In a recent article, Turner’s EVP & Global Chief Communications and Corporate Marketing Officer, Molly Battin, agrees that much power and financial growth lies within their employees. “In 2018, we developed the first truly integrated, global, omnichannel brand campaign for Turner – We Make Fans – which offers layers of storytelling to engage and connect with employees, consumers and advertisers from the inside out,” Battin says. “We live in a time of unprecedented connectivity – our ability to connect with each other, and content, at any time.” 11
It’s important to tap into this concept, because your employees are the dependable bond to clients. As your employees represent your brand story, trust is gained by means of empathy. Your clients should be at the center of your mission, but your employees should be in the center of your clients. They are the lever that turns the engagement wheel and empathy is the instigator.
How Do You Measure Employee Engagement?
“Without the majority of the workforce being aligned, engaged and executing towards the same goals successful transformation becomes an almost insurmountable task.” 12 By following these three rules and documenting your employees’ growth, you will better be able to measure employee engagement. Let’s recap these three areas that need to be measured:

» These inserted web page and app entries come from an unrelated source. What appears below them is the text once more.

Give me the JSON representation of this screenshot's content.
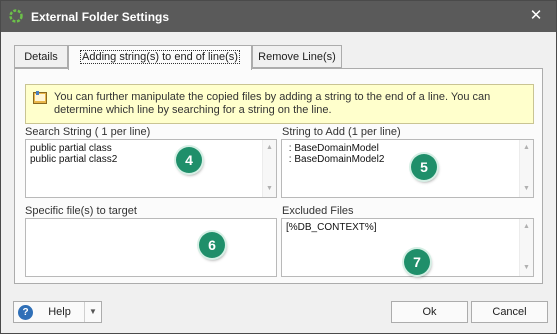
{
  "window": {
    "title": "External Folder Settings",
    "app_icon": "gear-icon",
    "close_label": "✕"
  },
  "tabs": [
    {
      "label": "Details",
      "active": false
    },
    {
      "label": "Adding string(s) to end of line(s)",
      "active": true
    },
    {
      "label": "Remove Line(s)",
      "active": false
    }
  ],
  "info": {
    "icon": "note-icon",
    "text_line1": "You can further manipulate the copied files by adding a string to the end of a line. You can",
    "text_line2": "determine which line by searching for a string on the line."
  },
  "search_string": {
    "label": "Search String ( 1 per line)",
    "lines": [
      "public partial class",
      "public partial class2"
    ],
    "badge": "4"
  },
  "string_to_add": {
    "label": "String to Add (1 per line)",
    "lines": [
      " : BaseDomainModel",
      " : BaseDomainModel2"
    ],
    "badge": "5"
  },
  "specific_files": {
    "label": "Specific file(s) to target",
    "lines": [],
    "badge": "6"
  },
  "excluded_files": {
    "label": "Excluded Files",
    "lines": [
      "[%DB_CONTEXT%]"
    ],
    "badge": "7"
  },
  "footer": {
    "help_label": "Help",
    "help_icon": "question-icon",
    "ok_label": "Ok",
    "cancel_label": "Cancel"
  },
  "colors": {
    "titlebar": "#5a5a5a",
    "badge": "#1f8f6a",
    "info_background": "#ffffcc"
  }
}
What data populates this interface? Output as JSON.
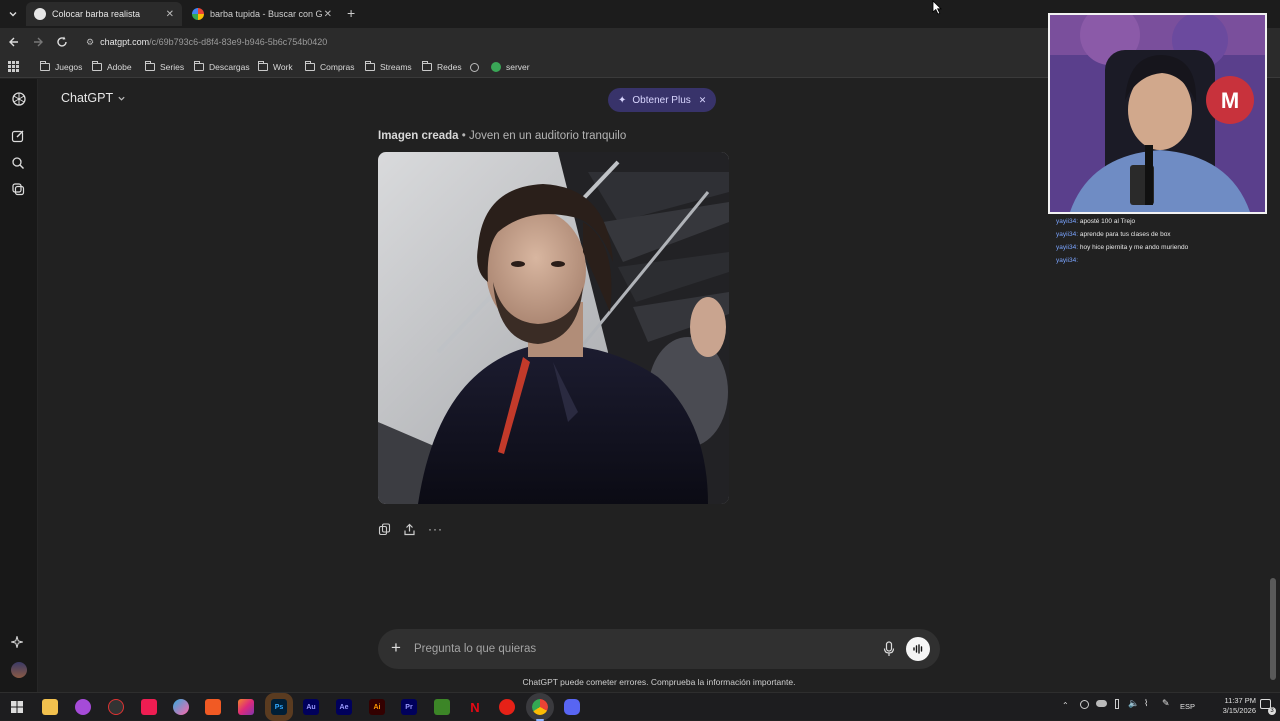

- Individual needs
- Team orientation
- Professional growth
Each of your individual employees must feel comfortable and know what is expected within their role in the organization. By utilizing training and resources at their disposal, they should feel comfortable and motivated to continue to grow and excel. In return, treat them as individuals and be sure to keep them on the right path with constructive feedback and scheduled meetings to aid in their personal brand.
As an organization, make sure to promote collaboration and integrate your employees with the rest of the team. This is a great exercise to ensure everyone is on the same page with a clear mission and purpose of the business. To measure engagement and effective action planning, evaluate leadership throughout the organization and camaraderie between coworkers. Many peer recognition programs provide managers the ability to exclusively recognize employees within the organization.13
Short-term and long-term goals are also very productive in developing professional growth within each of your employees. Do you meet to discuss progress and performance? Are the steps for accomplishing their milestones clearly communicated and documented? If you notice your team projecting motivation and enthusiasm towards building their professional growth, this is another great way to measure engagement.
“Managers need to look at engagement as a hierarchical structure, starting with basic needs and moving towards personal and professional growth – all of which impact an employee’s ability to help drive change.”12
The Bottom Line
At the end of the day, it all comes back to being able to empathize. If you can empathize with your employees, they will feel more motivated to stay engaged at work and empathize with your customers. Once you can identify with their needs, the understanding of your customers will become clear and your entire organization will show the passion and motivation that drives your business.
“We have worked to build a company culture that places an emphasis on teamwork, and where employees look forward to a new day, are challenged mentally and supported by colleagues and management.” 3
Empathy is the key to gaining trust in all facets of your corporation. Your employees are the most important asset to your organization. They are the face of the brand, the storytellers to your customers and the pivotal piece to achieving ROI.